My issue with that one specific element of the movie is just that MCU Shang-Chi is a very different character from Comic Book Shang-Chi. And, again, I understand why they wanted to change his character for the movie. But I personally found the MCU portrayal of his character to be kind of bland and forgettable, and the comic book geek in me was a bit disappointed that his portrayal strayed so far from the classic comic book portrayal.

And at this point, this conversation has really gotten to be circular. You liked the movie and you liked the portrayal of Shang-Chi. I thought the movie was ok, serviceable but workmanlike, and I thought the portrayal of Shang-Chi was bland and forgettable, and I was a bit disappointed that the portrayal strayed so far from his classic comic book persona. Can we just agree to disagree at this point?

I think the crux is that he is pretending to be an everyman at the beginning, but he hasn’t forgotten his past, he remembers who he is and where he came from and that he knows kung fu. He wasn’t surprised that he knew kung fu on the bus, he was just being who he always has been, but has been hiding from.

I agree though, it all comes down to taste. Every Marvel, Star Wars etc thread comes down to that ultimately, whatever the particular disagreements are about. If you like it, cool, if you don’t like it, that’s cool too.

My issue with these threads are those who assert that only their opinion is correct. Nobody is doing that here, I’m just adding that as an aside.

Exactly.

It’s just taste…

Being unfamiliar with the comics I was not bothered by his portrayal, but the movie logic makes sense. When we first meet him, everything he learned, he has now rejected because he realized that his father was training him to be a killer. He has all the skills he has acquired but is afraid that they make him a bad guy, especially since he did kill someone.

Sure, he could have chosen to try to go after his father, or set up his own empire, like his sister, but instead he does something a lot of people do when they experience trauma, suppress its origin. It has a way of resurfacing like it does in the movie and he has to deal with it. I did not see him as particular complex, but I did not see him as bland either. He has a reason to hide his past, even from someone close to him, and it is not until the end that he embraces that there are many parts to him and his father is not the whole of his life.

//i\\

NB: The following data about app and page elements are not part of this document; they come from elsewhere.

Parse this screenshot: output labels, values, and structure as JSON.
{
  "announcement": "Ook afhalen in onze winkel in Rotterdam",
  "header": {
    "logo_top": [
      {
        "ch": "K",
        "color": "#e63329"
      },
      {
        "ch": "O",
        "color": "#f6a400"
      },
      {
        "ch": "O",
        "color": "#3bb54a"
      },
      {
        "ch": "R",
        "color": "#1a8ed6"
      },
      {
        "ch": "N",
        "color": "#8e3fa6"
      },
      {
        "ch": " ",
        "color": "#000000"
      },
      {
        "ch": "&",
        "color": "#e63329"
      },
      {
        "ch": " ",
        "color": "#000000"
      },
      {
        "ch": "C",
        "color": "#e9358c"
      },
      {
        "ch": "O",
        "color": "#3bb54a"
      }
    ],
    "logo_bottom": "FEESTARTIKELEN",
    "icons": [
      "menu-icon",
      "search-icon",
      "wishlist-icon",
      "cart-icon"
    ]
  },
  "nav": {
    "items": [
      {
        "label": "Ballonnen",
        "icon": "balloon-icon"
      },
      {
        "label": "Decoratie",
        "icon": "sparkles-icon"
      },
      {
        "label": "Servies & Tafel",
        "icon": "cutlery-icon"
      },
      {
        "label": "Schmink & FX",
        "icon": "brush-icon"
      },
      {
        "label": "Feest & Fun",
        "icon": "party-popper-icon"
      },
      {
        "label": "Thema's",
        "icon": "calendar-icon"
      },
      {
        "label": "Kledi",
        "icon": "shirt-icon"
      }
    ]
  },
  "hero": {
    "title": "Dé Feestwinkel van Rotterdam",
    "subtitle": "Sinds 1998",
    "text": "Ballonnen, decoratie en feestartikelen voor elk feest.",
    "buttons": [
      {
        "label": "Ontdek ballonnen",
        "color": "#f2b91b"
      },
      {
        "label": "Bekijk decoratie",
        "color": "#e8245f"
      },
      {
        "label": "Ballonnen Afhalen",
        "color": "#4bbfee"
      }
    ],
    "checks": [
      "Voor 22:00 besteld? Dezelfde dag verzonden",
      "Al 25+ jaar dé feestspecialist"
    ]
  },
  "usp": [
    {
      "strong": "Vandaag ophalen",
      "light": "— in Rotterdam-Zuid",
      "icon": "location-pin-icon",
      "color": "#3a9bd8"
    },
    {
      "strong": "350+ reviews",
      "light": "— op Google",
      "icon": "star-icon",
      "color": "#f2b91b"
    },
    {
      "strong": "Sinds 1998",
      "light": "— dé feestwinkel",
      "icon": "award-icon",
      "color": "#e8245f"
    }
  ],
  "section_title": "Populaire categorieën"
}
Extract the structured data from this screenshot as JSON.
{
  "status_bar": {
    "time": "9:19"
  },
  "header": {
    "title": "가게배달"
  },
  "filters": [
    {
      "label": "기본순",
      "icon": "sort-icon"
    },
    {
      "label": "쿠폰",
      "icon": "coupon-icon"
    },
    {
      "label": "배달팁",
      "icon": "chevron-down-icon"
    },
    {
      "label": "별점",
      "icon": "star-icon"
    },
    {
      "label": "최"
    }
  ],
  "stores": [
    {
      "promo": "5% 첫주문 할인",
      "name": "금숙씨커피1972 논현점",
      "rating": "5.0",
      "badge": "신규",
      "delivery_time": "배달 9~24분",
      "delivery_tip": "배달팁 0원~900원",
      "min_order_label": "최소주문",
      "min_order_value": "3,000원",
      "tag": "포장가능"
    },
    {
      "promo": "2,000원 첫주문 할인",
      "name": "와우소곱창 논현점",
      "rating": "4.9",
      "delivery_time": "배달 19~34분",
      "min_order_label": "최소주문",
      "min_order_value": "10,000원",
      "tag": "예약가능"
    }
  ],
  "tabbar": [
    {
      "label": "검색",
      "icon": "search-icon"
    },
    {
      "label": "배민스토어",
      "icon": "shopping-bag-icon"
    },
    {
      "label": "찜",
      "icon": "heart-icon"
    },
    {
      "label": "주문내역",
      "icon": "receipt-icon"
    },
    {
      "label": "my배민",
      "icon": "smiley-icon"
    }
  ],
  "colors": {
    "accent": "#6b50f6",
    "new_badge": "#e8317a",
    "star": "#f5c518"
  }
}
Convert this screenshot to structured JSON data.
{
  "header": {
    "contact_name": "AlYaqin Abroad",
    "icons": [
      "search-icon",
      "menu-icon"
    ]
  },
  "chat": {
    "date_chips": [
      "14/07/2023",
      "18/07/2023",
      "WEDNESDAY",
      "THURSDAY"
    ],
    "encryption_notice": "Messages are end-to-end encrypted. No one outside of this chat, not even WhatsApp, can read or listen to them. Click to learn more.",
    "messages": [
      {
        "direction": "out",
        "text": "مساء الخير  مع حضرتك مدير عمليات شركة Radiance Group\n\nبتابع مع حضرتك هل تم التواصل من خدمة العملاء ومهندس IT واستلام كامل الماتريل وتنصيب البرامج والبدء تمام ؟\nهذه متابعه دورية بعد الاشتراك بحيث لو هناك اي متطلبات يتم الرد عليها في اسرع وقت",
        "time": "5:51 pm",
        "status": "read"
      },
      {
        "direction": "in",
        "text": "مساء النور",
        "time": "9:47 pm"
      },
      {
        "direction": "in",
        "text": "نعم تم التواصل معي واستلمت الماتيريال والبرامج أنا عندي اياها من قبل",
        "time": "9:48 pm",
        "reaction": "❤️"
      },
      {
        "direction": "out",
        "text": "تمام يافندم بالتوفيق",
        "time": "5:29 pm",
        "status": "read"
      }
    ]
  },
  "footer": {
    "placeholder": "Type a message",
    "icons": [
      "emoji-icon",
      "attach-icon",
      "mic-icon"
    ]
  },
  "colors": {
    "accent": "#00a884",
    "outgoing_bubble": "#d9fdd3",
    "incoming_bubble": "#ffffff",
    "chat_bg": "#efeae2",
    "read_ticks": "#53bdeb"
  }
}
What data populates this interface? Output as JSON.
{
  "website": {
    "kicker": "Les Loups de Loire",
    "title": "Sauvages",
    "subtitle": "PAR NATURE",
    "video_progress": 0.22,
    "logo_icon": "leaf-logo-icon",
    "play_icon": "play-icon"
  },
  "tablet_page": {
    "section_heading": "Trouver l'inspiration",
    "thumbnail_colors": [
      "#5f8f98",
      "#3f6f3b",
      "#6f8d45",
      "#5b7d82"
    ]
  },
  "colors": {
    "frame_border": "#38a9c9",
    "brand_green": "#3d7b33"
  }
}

I just saw the movie yesterday. I think I liked it OK, but I wanted to like it a lot more, because, knowing very little going in, I thought it’d offer the MCU a chance to deviate from its familiar formula, which the movie seems to hint at—a smaller scale threat (initially), focus on family and character-issues, perhaps even something like an exploration of grief—, but then just doesn’t follow up on.

And just to get clear on one thing—the mystical hidden Asian kung-fu realm with a dragon protector in this one isn’t related to the mystical hidden Asian kung-fu realm with a dragon protector from Iron Fist (K’un Lun, I think?), right?

No, but I bet they’re on the same mailing list. It would have made sense to namedrop Iron Fist (and in the comics Shang-Chi can beat Danny handily in a fight from what little I’ve seen).

In the comics, K’un Lun is one of the Seven Capital Cities of Heaven, each with it’s own flavor of Kung Fu protector, who get together periodically to wale on each other until they determine which secret martial arts city is the best secret martial arts city. I don’t think Shang-Chi is normally part of that (I could be wrong, not super-familiar with the character) but they might be folding him into that sub-mythos for the movies.